An extensive study was conducted to determine how best to add two new floors without any modifications to the existing columns and lateral load resisting shear wall system. The study found removing the heavy library loads, using live load reduction allowed by the current code and removing the heavy precast panels could accomplish this.

Not only did the extra floors add space, but they also aided in creating the tower’s new esthetic, with its distinctive curved and faceted façade. Many passersby assume a completely new tower was constructed, not realizing it is an existing building that was reclad!

Eight two-storey columns added at the corners were sloped about a vertical axis to provide a wider curvature of the glass. This assisted with the crowning of the building.

The existing concrete waffle slab posed challenges to route new mechanical, electrical and data systems within the structural floor depth.

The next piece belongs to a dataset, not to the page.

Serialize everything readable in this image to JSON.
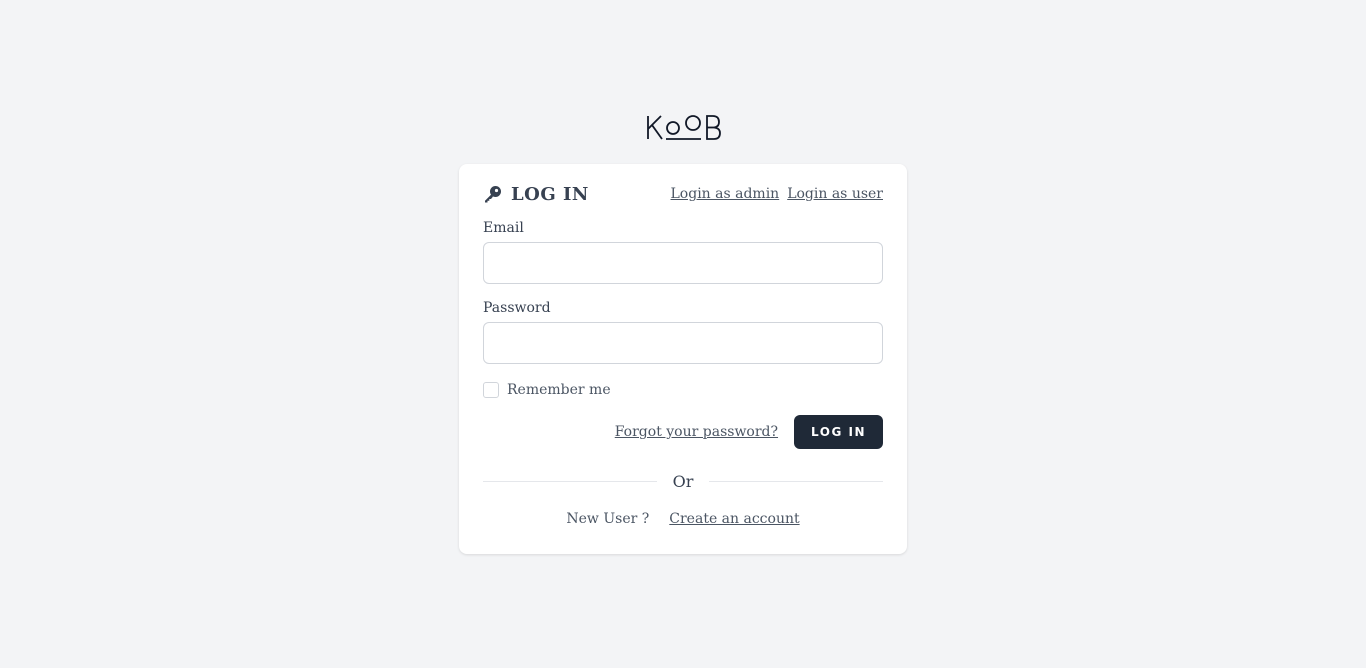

Placing the slab underneath would have resulted in undesirable finishes and would not have maximized the thermal mass properties of concrete.

The solution was to add a raised access floor at every level to integrate electrical, mechanical and sprinklers within the interstitial space, to expose the existing concrete waffle slab and enable its inherent thermal mass properties to facilitate more efficient heating and cooling. Each floor serves the space below it.

MacKimmie Tower: double-skinned facade

The tower’s double-skinned façade greatly improves thermal performance. Photo courtesy Klassen Photography.

The bigger picture

The MacKimmie Tower is part of a larger redevelopment, which will also include the construction of a new building with the same double-skinned façade and energy-efficient mechanical systems. The tower will be connected to the rest of the university by a series of outdoor spaces and promenades, providing places to congregate.

When the entire project is completed, it will offer benefits for students, faculty and staff alike, as well set a new standard for the city of Calgary, Alberta Infrastructure and other post-secondary institutions, as they come to understand the long-term cost savings that larger upfront capital investments in sustainable refurbishments can provide.


University of Calgary MacKimmie Tower Redevelopment, Calgary, Alta.

Award-winning firm (structural engineering consultant): Entuitive, Calgary (Ian Washbrook, P.Eng; Brock Schroeder, P.Eng.; Zia Khan, M.Tech, P.Eng.; Kristofer Dahl, EIT; Brock Schroeder, P.Eng.; Blaine Jansen, C.Tech.).

Owner: University of Calgary

Other key players: DIALOG (client, architect, mechanical, landscape), Stuart Olson (construction manager), DukeEvans (project manager), SMP (electrical), Urban Systems (civil), Tetra Tech (geotechnical), TransSolar Energietechnik (energy modelling).


Stories continue below

Print this page

Related Stories